Bug#639290: upgrade from squeeze to wheezy fails on i386 (pre-depends loop)
On Mon, Sep 12, 2011 at 14:03, Steve Langasek <firstname.lastname@example.org> wrote:
>> The human solution to just unpack perl sounds very easy - but only because
>> we know that it is not a big deal, for APT breaking a bunch of dependencies
>> is a big deal. Would you be equally willing to unpack lets say bash without a
>> clear idea then you are able to configure it again ? (or X? APT? libc6?)
>> And bash has properly far less dependencies…
> bash - no, because it's essential. perl is not, so breaking it during the
> upgrade should be considered acceptable (or at least, should be considered).
> X could be broken during upgrade. apt should be virtually essential. libc6
> is pseudo-essential.
apt isn't "virtually" essential. Nothing in required depends on it as it is
just "important". It's just essential for apt because it thinks for itself
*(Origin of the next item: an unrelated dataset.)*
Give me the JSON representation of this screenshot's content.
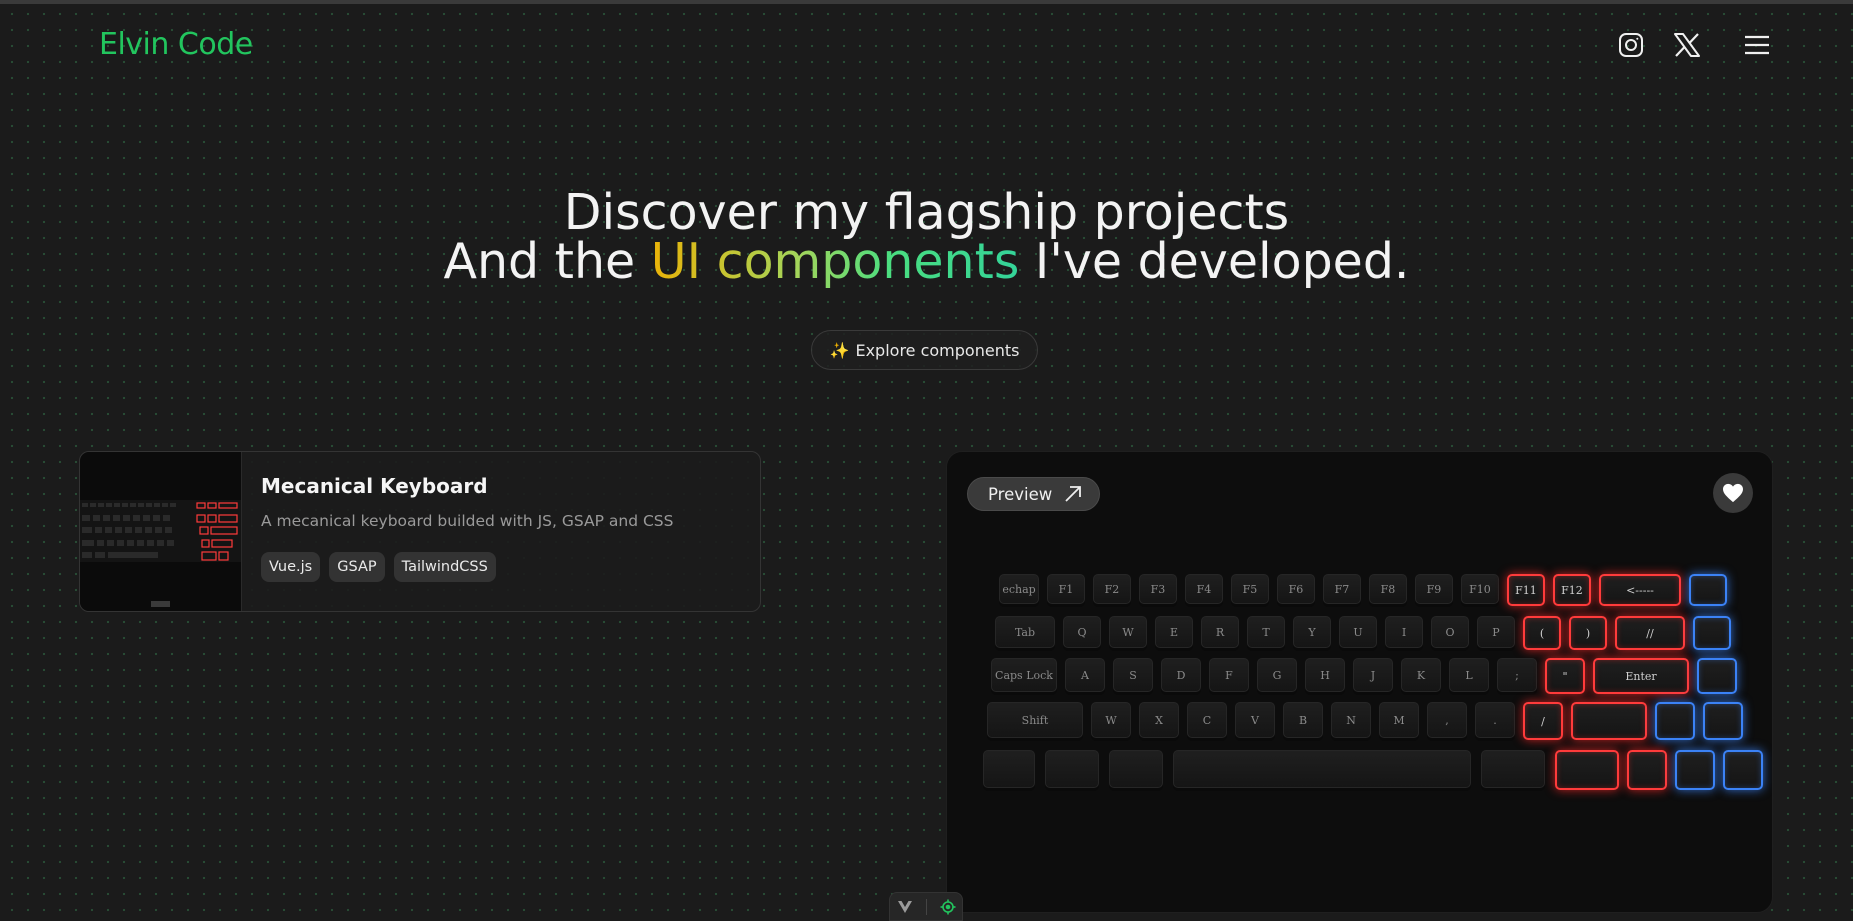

that it is goddamn important and marks itself essential, but if you install
stuff with dpkg directly you are "free" to break APT…
That bash was the worst example i could take, i already clarified in the log.
Maybe it gets better with zsh as login shell. Maybe i should have used the
"try to download a file from the web only with required packages" as the
"without wget/curl" is too easy (if all goes wrong: apt has a http transport).
Or for all vi/emacs lovers their preferred editor…
My whole point was that while there are tools which absolutely need to be
available its not a good idea to only handle these with care and just hope the
best for the others just because we could.
That we are doing something wrong, regardless of what we do can be seen
in #22550 and silbings - title says it all: "Packages are left in an
unconfigured state for a long time when installing many packages".
So, please pick your poison now.
> Is there some reason for perl specifically to be treated as virtually
> essential here, or is immediate configuration being applied to all packages
> with a certain number of reverse-dependencies installed?
perl isn't pseudo essential. In fact APT would be happy in this case if it
would be as all it's dependencies would be pseudo-essential then, too, and
the problem is not really perl (consider the message a red hering) but that
a (pseudo) essential package as important as libc6 breaks this "leaf" package
with a bunch of even more "leafy" packages (in partial upgrades, the situation
changes in full upgrades: multiarch-support and libdb5.1 are essential then)
which in the end depend on our essential libc6 again.
So a "workaround" for this situation would be to follow Breaks to mark these
packages as essential, too, but given that a better solution is in the
pipeline i don't want to think about this - especially as enlarging the
pseudo essential set is likely causing problems in another scenarios.
In a very simplified essence: APT doesn't want to allow "leaf" packages to
be upgraded between unpack and configure of an essential package, but it has
"no problem" with it as soon as the other packages are essential, too.
>> P.P.S.: If someone can tell me (maybe off-list) why we just can't upload
>> a fixed libc6 (and co.) in a point-release for squeeze instead of this
>> trickery with multiarch-support, feel free to do so, i would appreciate it.
> We can't rely on users to apply, or even have access to, packages published
> in -updates before they upgrade between releases. Occasionally we have
> recommended inter-release upgrade paths that involve pulling packages from
> -updates or from a release-upgrade suite, but the failure mode for not
> following the directions is just that you will have to sort out the upgrade
> path manually. Dropping the multiarch-support pre-depends, with the result
> that users who skip pulling from -updates have a completely broken and
> unbootable system due to an undeclared dependency relationship, isn't a very
> palatable solution.
> Anyway, I did ask for feedback on debian-devel before introducing this
> Pre-Depends; if you would like to propose a better way to address the
> problem, feel free to follow up there :)
I saw it there and i saw the reference to the debian-release discussion in
which a point-release upgrade was proposed as one of the "counter"-options,
but nobody said something against it, so i guessed it has some very
good and obvious reason so i just didn't cared enough to ask back then.
It just doesn't occurred to me that there are people out their who doesn't
upgrade from time to time… (professionally blinkered it seems), thanks!
P.S.: Upcoming experimental upload will have Chris branch merged, so this bug
will be closed with it. Just as a mild warning - this is obviously no fix for
the partial upgraders but i guess what to do about those is discussed and
handled elsewhere already.